Mary is really not a visual learner. She doesn’t remember how she saw a word spelled. She can read a word one minute and not be able to spell it instantly after that. Her brain just doesn’t work that way. So we don’t use the word banks at all. I give her practice with those words by giving her additional sentence dictation using them and copywork. The physical act of writing the word helps it stick. Every few days I throw in some scriptural copywork or have her copy some other words I want her to learn that are beyond where she’s at in AAS.

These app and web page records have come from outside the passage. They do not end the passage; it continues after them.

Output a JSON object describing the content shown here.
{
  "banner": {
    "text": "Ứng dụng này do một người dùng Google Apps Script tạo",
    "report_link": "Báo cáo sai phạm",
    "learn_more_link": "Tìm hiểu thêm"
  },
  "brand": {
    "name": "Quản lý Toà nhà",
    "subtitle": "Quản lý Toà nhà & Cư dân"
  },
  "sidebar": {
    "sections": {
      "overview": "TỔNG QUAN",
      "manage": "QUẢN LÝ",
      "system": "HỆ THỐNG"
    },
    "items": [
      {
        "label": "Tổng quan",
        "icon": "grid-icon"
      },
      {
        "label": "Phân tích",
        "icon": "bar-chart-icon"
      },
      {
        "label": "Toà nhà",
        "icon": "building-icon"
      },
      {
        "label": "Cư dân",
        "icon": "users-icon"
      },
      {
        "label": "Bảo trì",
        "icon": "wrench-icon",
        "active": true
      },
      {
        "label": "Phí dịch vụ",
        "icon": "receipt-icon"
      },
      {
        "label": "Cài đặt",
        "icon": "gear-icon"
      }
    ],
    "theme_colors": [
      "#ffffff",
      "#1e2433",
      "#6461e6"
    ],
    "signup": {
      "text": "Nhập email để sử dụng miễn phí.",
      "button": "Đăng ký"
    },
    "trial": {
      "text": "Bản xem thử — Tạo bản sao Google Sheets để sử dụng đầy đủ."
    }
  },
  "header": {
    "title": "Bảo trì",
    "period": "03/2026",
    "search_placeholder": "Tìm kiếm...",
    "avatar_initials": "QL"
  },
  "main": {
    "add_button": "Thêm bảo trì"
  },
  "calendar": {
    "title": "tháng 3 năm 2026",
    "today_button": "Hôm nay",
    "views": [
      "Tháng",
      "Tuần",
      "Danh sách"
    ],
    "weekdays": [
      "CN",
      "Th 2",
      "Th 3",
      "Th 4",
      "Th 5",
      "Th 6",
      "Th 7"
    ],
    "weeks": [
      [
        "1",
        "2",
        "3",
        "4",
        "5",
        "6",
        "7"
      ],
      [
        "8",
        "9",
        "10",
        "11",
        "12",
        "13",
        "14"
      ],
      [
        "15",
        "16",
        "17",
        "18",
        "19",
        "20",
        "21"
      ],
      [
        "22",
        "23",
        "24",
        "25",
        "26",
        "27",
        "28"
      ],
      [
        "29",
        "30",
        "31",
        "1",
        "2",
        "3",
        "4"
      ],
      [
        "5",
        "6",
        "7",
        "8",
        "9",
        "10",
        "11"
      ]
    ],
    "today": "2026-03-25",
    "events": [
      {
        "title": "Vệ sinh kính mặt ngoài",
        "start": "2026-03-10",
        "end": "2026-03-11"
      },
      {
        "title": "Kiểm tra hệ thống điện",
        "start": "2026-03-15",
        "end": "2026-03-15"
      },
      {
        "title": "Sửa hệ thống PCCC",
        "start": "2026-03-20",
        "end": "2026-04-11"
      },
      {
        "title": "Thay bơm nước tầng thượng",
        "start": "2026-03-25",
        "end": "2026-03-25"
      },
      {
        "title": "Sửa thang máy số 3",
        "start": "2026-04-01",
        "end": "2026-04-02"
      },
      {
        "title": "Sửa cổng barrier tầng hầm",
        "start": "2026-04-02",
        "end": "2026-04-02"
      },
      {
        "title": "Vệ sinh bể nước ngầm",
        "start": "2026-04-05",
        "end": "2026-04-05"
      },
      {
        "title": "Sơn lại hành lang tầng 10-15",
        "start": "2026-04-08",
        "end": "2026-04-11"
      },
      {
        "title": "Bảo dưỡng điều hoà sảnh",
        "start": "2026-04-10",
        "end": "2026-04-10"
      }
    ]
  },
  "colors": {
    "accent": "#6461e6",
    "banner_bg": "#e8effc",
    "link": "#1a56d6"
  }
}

I do this because her vocabulary and reading level is much higher than where she’s at in AAS and it’s frustrating for her when she wants to use these words in her own writing. Between both All About Spelling and other copywork, her spelling has really improved and is much closer to her true verbal level.
I’ll add that before I started AAS with her, I had Mary do plenty of copywork and handwriting practice, but it didn’t seem to improve her spelling on its own. The addition of a rules-based program has been a real win for her.
I’ll conclude here by saying that I didn’t start formal spelling instruction with Mary until she was reading independently. It simply felt right to do it that way with her. Trying to learn to read and spell at the same time was too frustrating for her---she wasn’t connecting the one with the other enough for it to help. You might think that learning phonetic spelling rules would be helpful in learning to read. Not so in her case.
However, her 6-year-old brother, Peter, is learning to read and making progress. He is not yet an independent reader, but he wants to write words. And has some of the most amazing phonetic spellings. I think I may start spelling with him soon. ;0)
Linked to the Carnival of Homeschooling
Take some time this week to visit some of the other Virtual Curriculum Fair participants. I promise you, they didn’t all write books like I did. ;0)
Reading on Time by Cindy Horton @ Fenced in Family
Playing with Words: the Language Arts by Christa Darr @ Fairfield Corner Academy
Reading and Beyond: Language Arts in Our Homeschool by Laura O in AK @ Day by Day in Our World
Language Arts that Work for Us by Melissa @ Grace Christian School
Learning Language at Our House by Jessica @ Modest Mama
Virtual Curriculum Fair: Language Arts by Christine T. @ Our Homeschool Reviews
The Learning of Language by Dawn @ tractors & tire swings
Reading and Spelling: Modifying the Magic by Pam @ Pam and Everyday Snapshots
An In Depth Look at All About Spelling by Missouri Mama @ Ozark Ramblings
Virtual Curriculum Fair: Let's Talk About Words by Debra @ Footprints in the Butter
Why We Love Classical Conversations Essentials (and how I know that is not a complete sentence!) by Nicole @ Schooling in the Sun
Virtual Curriculum Fair---Playing with Words: the Language Arts by Angie @ Petra School
Whole Language vs. Phonics by Christine @ Crunchy Country Catholic
It's All About the Art of Language by Brenda Emmett @ Garden of Learning
Watching Movies for Language Arts Class by Debbie @ Debbie's Digest
Only 5 Spelling Tests a Year! (Can we do that?) by LP @ justpitchingmytent
Playing with Words by Chrissy @ Learning is an Adventure
Language Art at Our House by Joelle @ Homeschooling for His Glory
Virtual Curriculum Fair Week One Playing with Words: the Language Arts by Leah Courtney @ The Courtney Six Homeschool Blog
Playing with Words, the Language Arts by Cindy @ For One Another
Heart of Dakota- The Fine Details part 1- Language Arts by Lynn @ Ladybug Chronicles